2. Simplified reporting procedures will reduce the burden of submitting largely identical information separately to various bodies.
3. The Commission will introduce mechanisms to ensure the rules are enforced consistently in each member state.
4. There will be a greater focus on patient safety and protection through the consideration of varying levels of risk to subjects participating in clinical trials by the introduction of the concept of a low and high risk trial.
5. Introduction of proportionate approaches to trial management will be introduced for example; frequency of on-site monitoring and independent monitoring of data and patient safety to dynamically adapt risk management plans for clinical trials.

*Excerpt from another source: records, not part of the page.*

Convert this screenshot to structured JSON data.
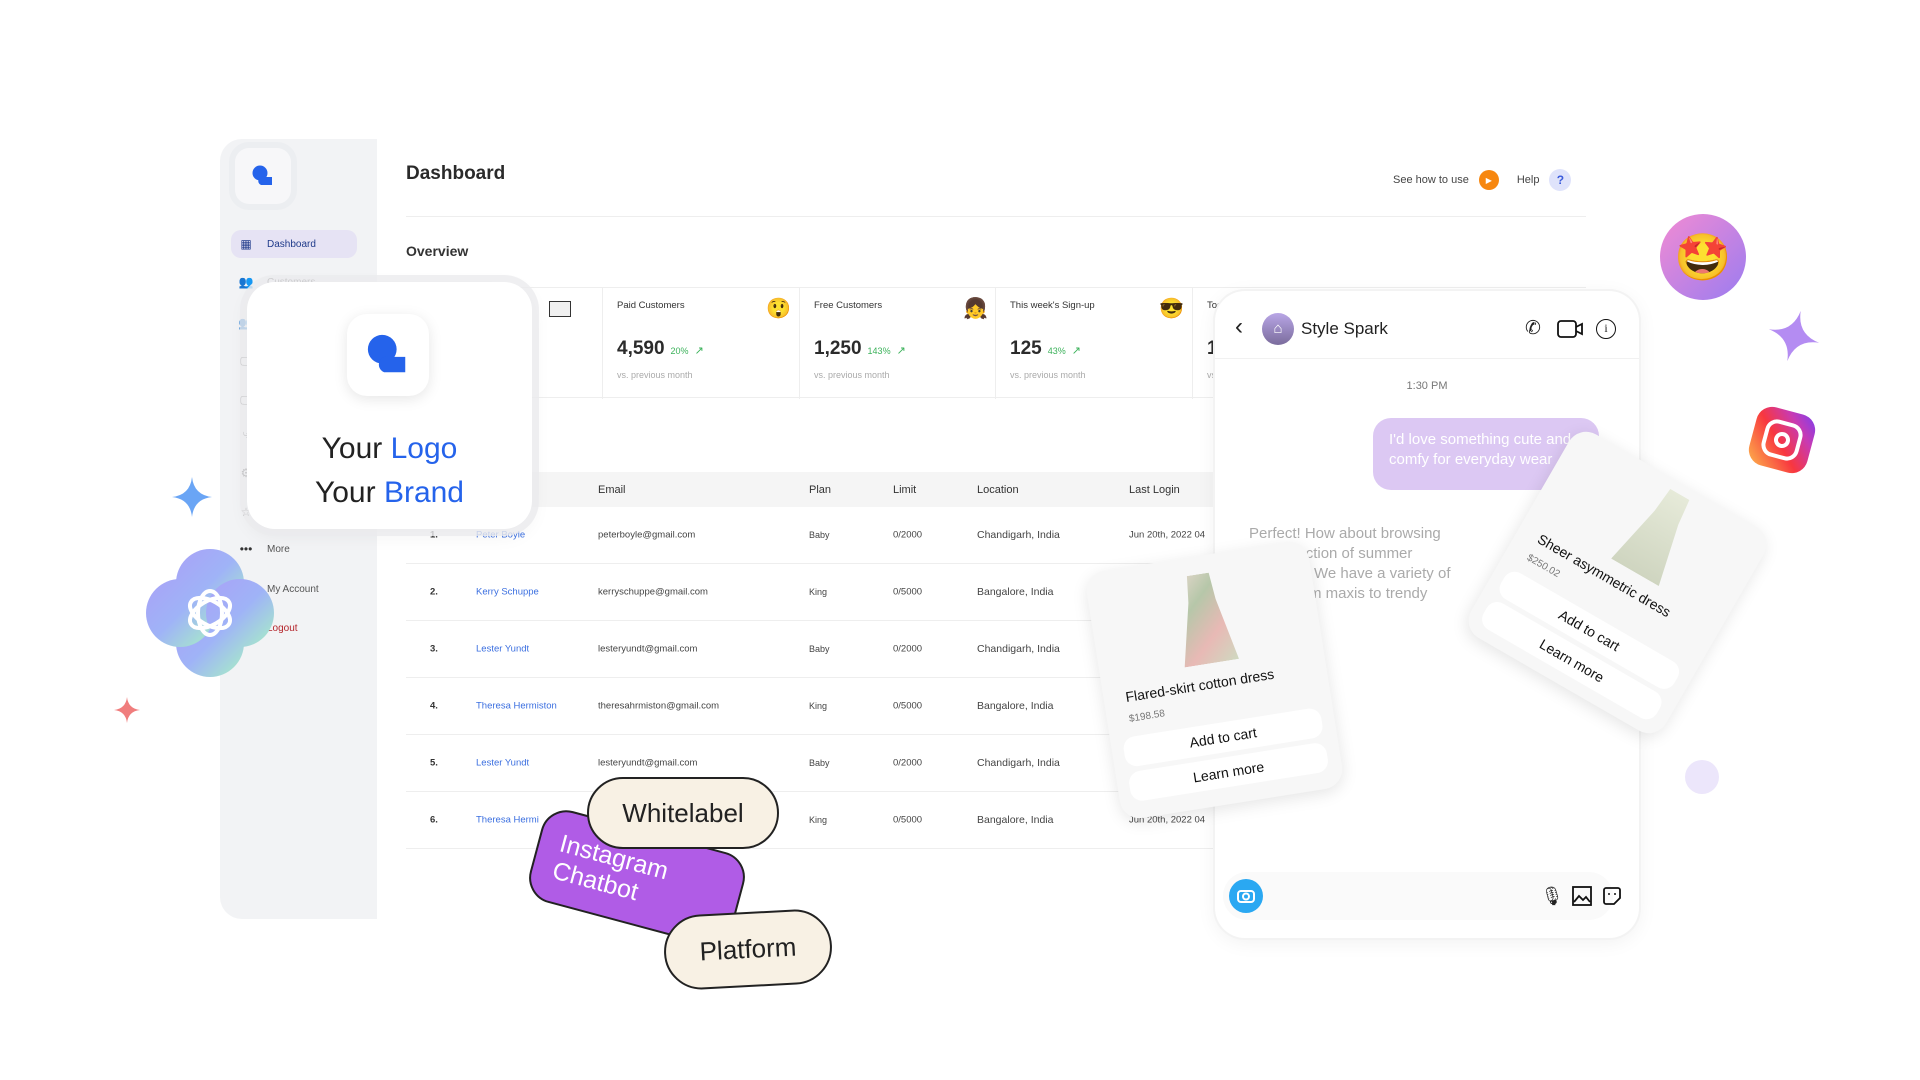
{
  "sidebar": {
    "items": [
      {
        "label": "Dashboard",
        "icon": "dashboard-icon",
        "active": true
      },
      {
        "label": "Customers",
        "icon": "customers-icon"
      },
      {
        "label": "",
        "icon": "team-icon"
      },
      {
        "label": "",
        "icon": "monitor-icon"
      },
      {
        "label": "",
        "icon": "monitor-icon"
      },
      {
        "label": "",
        "icon": "flow-icon"
      },
      {
        "label": "",
        "icon": "gear-icon"
      },
      {
        "label": "",
        "icon": "star-icon"
      },
      {
        "label": "More",
        "icon": "more-icon"
      },
      {
        "label": "My Account",
        "icon": ""
      },
      {
        "label": "Logout",
        "icon": "",
        "color": "#b4232a"
      }
    ]
  },
  "header": {
    "title": "Dashboard",
    "see_how": "See how to use",
    "help": "Help",
    "help_icon": "?"
  },
  "overview": {
    "title": "Overview",
    "cards": [
      {
        "label": "Paid Customers",
        "value": "4,590",
        "change": "20%",
        "sub": "vs. previous month",
        "emoji": "😲"
      },
      {
        "label": "Free Customers",
        "value": "1,250",
        "change": "143%",
        "sub": "vs. previous month",
        "emoji": "👧"
      },
      {
        "label": "This week's Sign-up",
        "value": "125",
        "change": "43%",
        "sub": "vs. previous month",
        "emoji": "😎"
      },
      {
        "label": "Tod",
        "value": "1",
        "change": "",
        "sub": "vs",
        "emoji": ""
      }
    ]
  },
  "table": {
    "headers": [
      "Email",
      "Plan",
      "Limit",
      "Location",
      "Last Login"
    ],
    "rows": [
      {
        "n": "1.",
        "name": "Peter Boyle",
        "email": "peterboyle@gmail.com",
        "plan": "Baby",
        "limit": "0/2000",
        "location": "Chandigarh, India",
        "last": "Jun 20th, 2022 04"
      },
      {
        "n": "2.",
        "name": "Kerry Schuppe",
        "email": "kerryschuppe@gmail.com",
        "plan": "King",
        "limit": "0/5000",
        "location": "Bangalore, India",
        "last": ""
      },
      {
        "n": "3.",
        "name": "Lester Yundt",
        "email": "lesteryundt@gmail.com",
        "plan": "Baby",
        "limit": "0/2000",
        "location": "Chandigarh, India",
        "last": ""
      },
      {
        "n": "4.",
        "name": "Theresa Hermiston",
        "email": "theresahrmiston@gmail.com",
        "plan": "King",
        "limit": "0/5000",
        "location": "Bangalore, India",
        "last": ""
      },
      {
        "n": "5.",
        "name": "Lester Yundt",
        "email": "lesteryundt@gmail.com",
        "plan": "Baby",
        "limit": "0/2000",
        "location": "Chandigarh, India",
        "last": ""
      },
      {
        "n": "6.",
        "name": "Theresa Hermi",
        "email": "",
        "plan": "King",
        "limit": "0/5000",
        "location": "Bangalore, India",
        "last": "Jun 20th, 2022 04"
      }
    ]
  },
  "brand_card": {
    "line1_a": "Your ",
    "line1_b": "Logo",
    "line2_a": "Your ",
    "line2_b": "Brand"
  },
  "chat": {
    "name": "Style Spark",
    "time": "1:30 PM",
    "user_message": "I'd love something cute and comfy for everyday wear",
    "bot_message": "Perfect! How about browsing our collection of summer dresses? We have a variety of styles from maxis to trendy minis.",
    "products": [
      {
        "title": "Flared-skirt cotton dress",
        "price": "$198.58",
        "add": "Add to cart",
        "learn": "Learn more"
      },
      {
        "title": "Sheer asymmetric dress",
        "price": "$250.02",
        "add": "Add to cart",
        "learn": "Learn more"
      }
    ]
  },
  "stickers": {
    "whitelabel": "Whitelabel",
    "instagram": "Instagram Chatbot",
    "platform": "Platform"
  },
  "colors": {
    "brand_blue": "#2563eb",
    "accent_purple": "#b05ce6",
    "sticker_cream": "#f8f1e4",
    "orange": "#f7870f"
  }
}
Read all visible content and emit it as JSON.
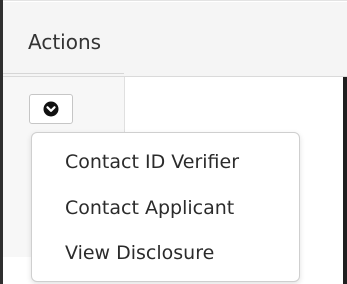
{
  "table": {
    "header": {
      "actions_label": "Actions"
    },
    "row": {
      "actions_toggle_icon": "chevron-down-circle-icon"
    }
  },
  "actions_menu": {
    "items": [
      {
        "label": "Contact ID Verifier"
      },
      {
        "label": "Contact Applicant"
      },
      {
        "label": "View Disclosure"
      }
    ]
  },
  "colors": {
    "text": "#2b2b2b",
    "header_bg": "#f5f5f5",
    "border": "#cfcfcf"
  }
}
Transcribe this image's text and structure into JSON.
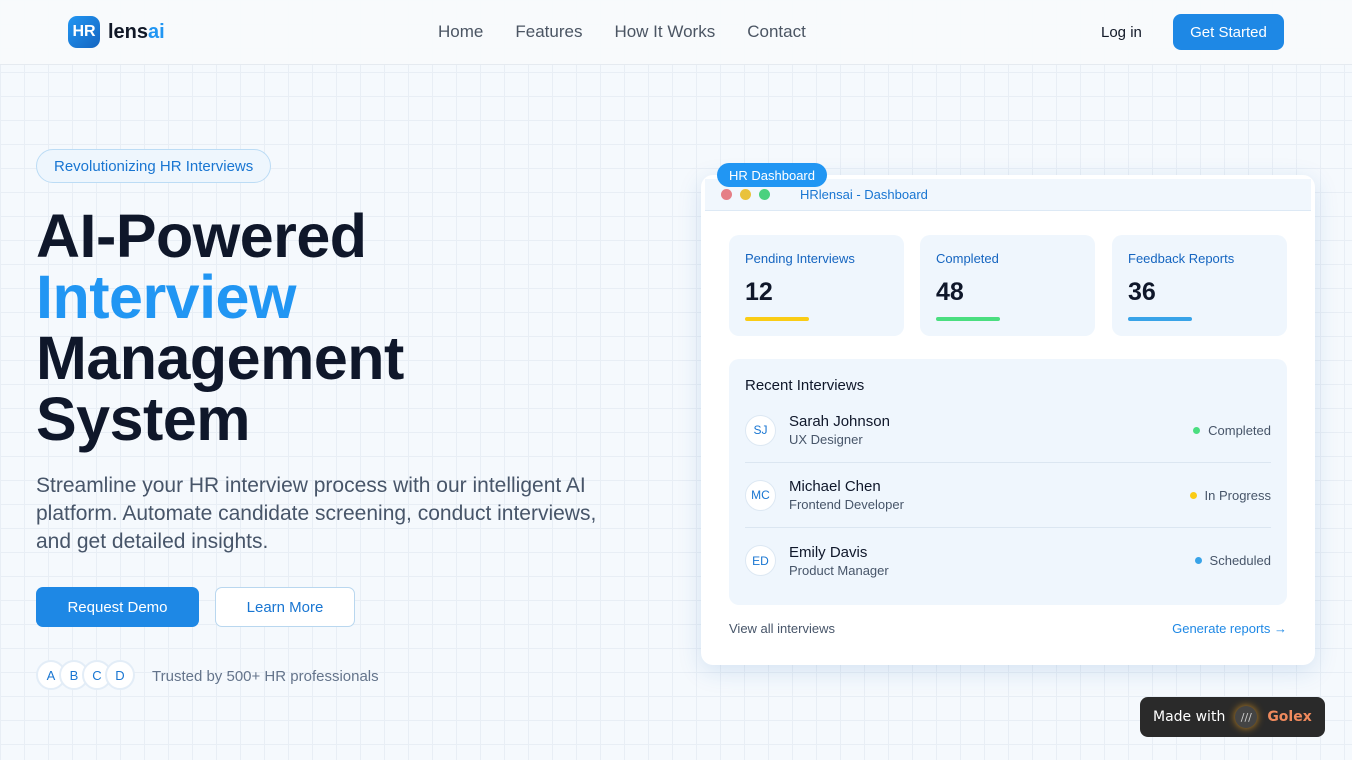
{
  "nav": {
    "logo_mark": "HR",
    "logo_a": "lens",
    "logo_b": "ai",
    "links": [
      "Home",
      "Features",
      "How It Works",
      "Contact"
    ],
    "login": "Log in",
    "get_started": "Get Started"
  },
  "hero": {
    "pill": "Revolutionizing HR Interviews",
    "l1": "AI-Powered",
    "l2": "Interview",
    "l3": "Management",
    "l4": "System",
    "lead": "Streamline your HR interview process with our intelligent AI platform. Automate candidate screening, conduct interviews, and get detailed insights.",
    "demo": "Request Demo",
    "learn": "Learn More",
    "avatars": [
      "A",
      "B",
      "C",
      "D"
    ],
    "trust": "Trusted by 500+ HR professionals"
  },
  "dash": {
    "tag": "HR Dashboard",
    "title": "HRlensai - Dashboard",
    "stats": [
      {
        "label": "Pending Interviews",
        "value": "12",
        "color": "#facc15"
      },
      {
        "label": "Completed",
        "value": "48",
        "color": "#4ade80"
      },
      {
        "label": "Feedback Reports",
        "value": "36",
        "color": "#38a3e8"
      }
    ],
    "recent_title": "Recent Interviews",
    "rows": [
      {
        "ini": "SJ",
        "name": "Sarah Johnson",
        "role": "UX Designer",
        "status": "Completed",
        "color": "#4ade80"
      },
      {
        "ini": "MC",
        "name": "Michael Chen",
        "role": "Frontend Developer",
        "status": "In Progress",
        "color": "#facc15"
      },
      {
        "ini": "ED",
        "name": "Emily Davis",
        "role": "Product Manager",
        "status": "Scheduled",
        "color": "#38a3e8"
      }
    ],
    "view_all": "View all interviews",
    "generate": "Generate reports →"
  },
  "badge": {
    "made": "Made with",
    "brand": "Golex"
  }
}
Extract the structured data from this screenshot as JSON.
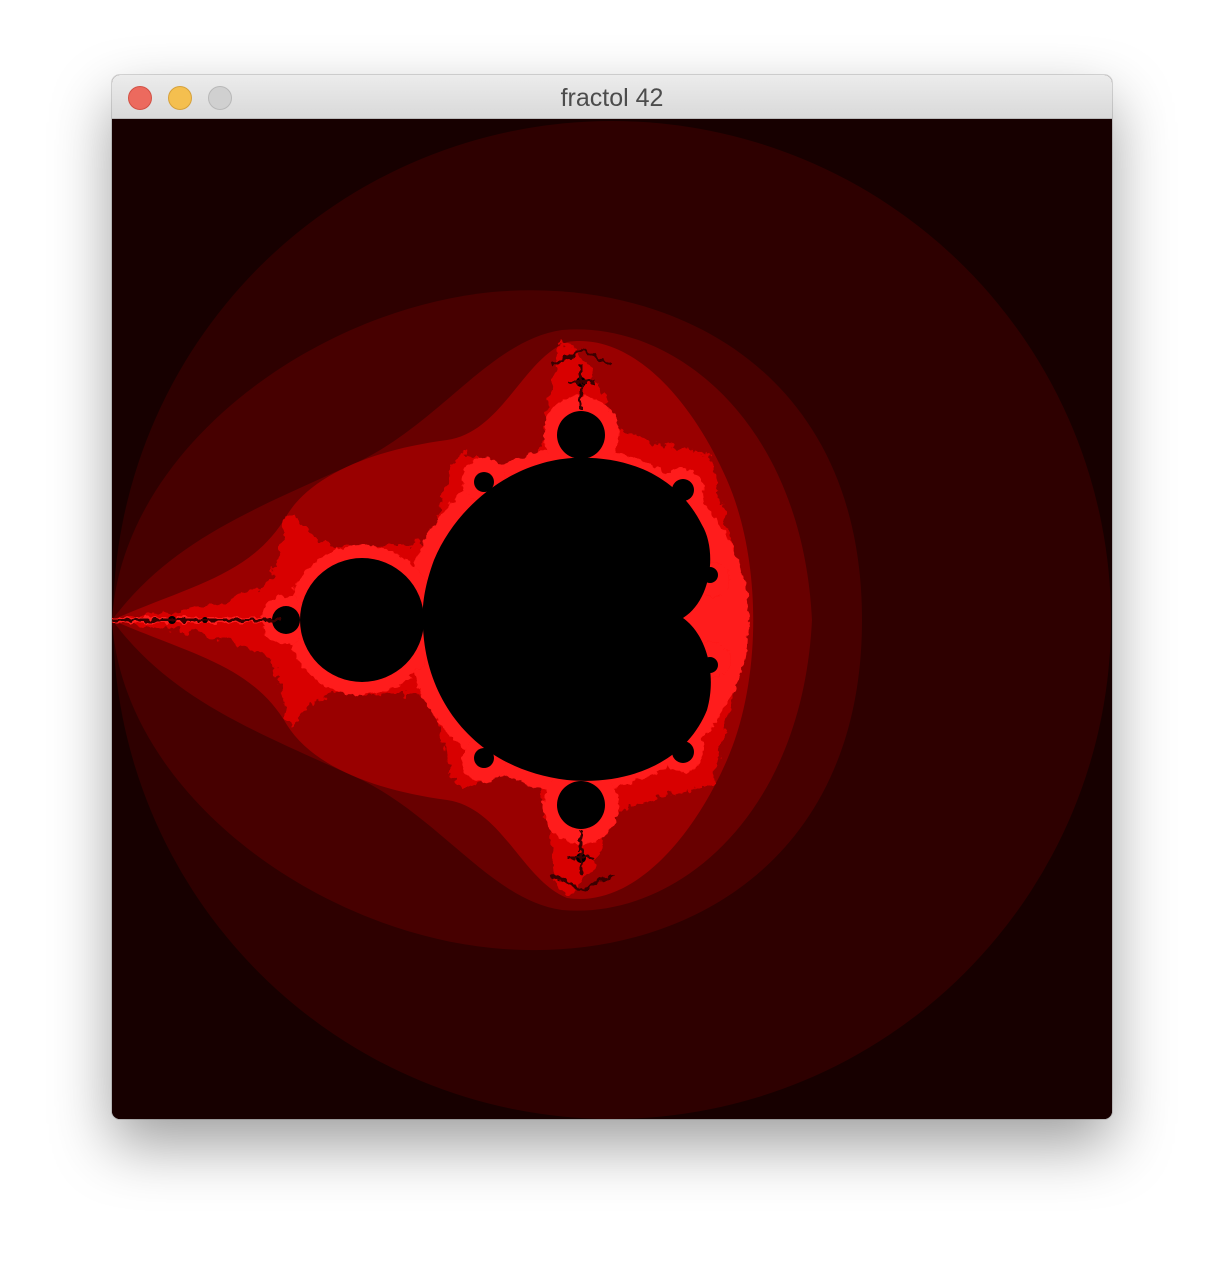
{
  "window": {
    "title": "fractol 42",
    "controls": {
      "close_icon": "close-icon",
      "minimize_icon": "minimize-icon",
      "maximize_icon": "maximize-icon"
    }
  },
  "fractal": {
    "type": "mandelbrot",
    "colors": {
      "background": "#170000",
      "band_1": "#2e0000",
      "band_2": "#470000",
      "band_3": "#680000",
      "band_4": "#990000",
      "band_5": "#d80000",
      "edge": "#ff1a1a",
      "interior": "#000000"
    }
  }
}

6. Introduction of increased transparency will be introduced into clinical research. From May 2011 clinical trials approved in the EU have been published in an official register and the move towards increasing transparency of clinical research continues under the new regulation. Patients will be able to find clinical trials that they may be interested in participating in and will be able to easily assess clinical trial results both positive and negative thereby reducing publication bias.
There is uniform support for a revision of the current Directive for drug clinical trials. However some challenges remain with respect to compliance with the short timelines indicated and the alignment of the ethics and competent authority systems in order to produce a single national opinion.
By streamlining authorisation and reporting processes the new regulation will decrease the level of onerous and often duplicated paperwork whilst facilitating timely start-up of multinational clinical trials. With this new regulation the commission hopes to re-establish the EU a key location of choice for the conduct of clinical studies with a direct focus on the patient.
1. European Commission Fostering EU’s attractiveness in clinical research: Commission proposes to revamp rules on trials with medicines 2012 visit: http://europa.eu
2. European Commission Proposal for a Clinical Trials Regulation – Questions and Answers 2012 visit: http://europa.eu
This article was co-authored by Siobhan Gaynor Fionnuala Gibbons and Susan Lennon members of the Irish Clinical Research Infrastructure Network (ICRIN) team in Molecular Medicine Ireland.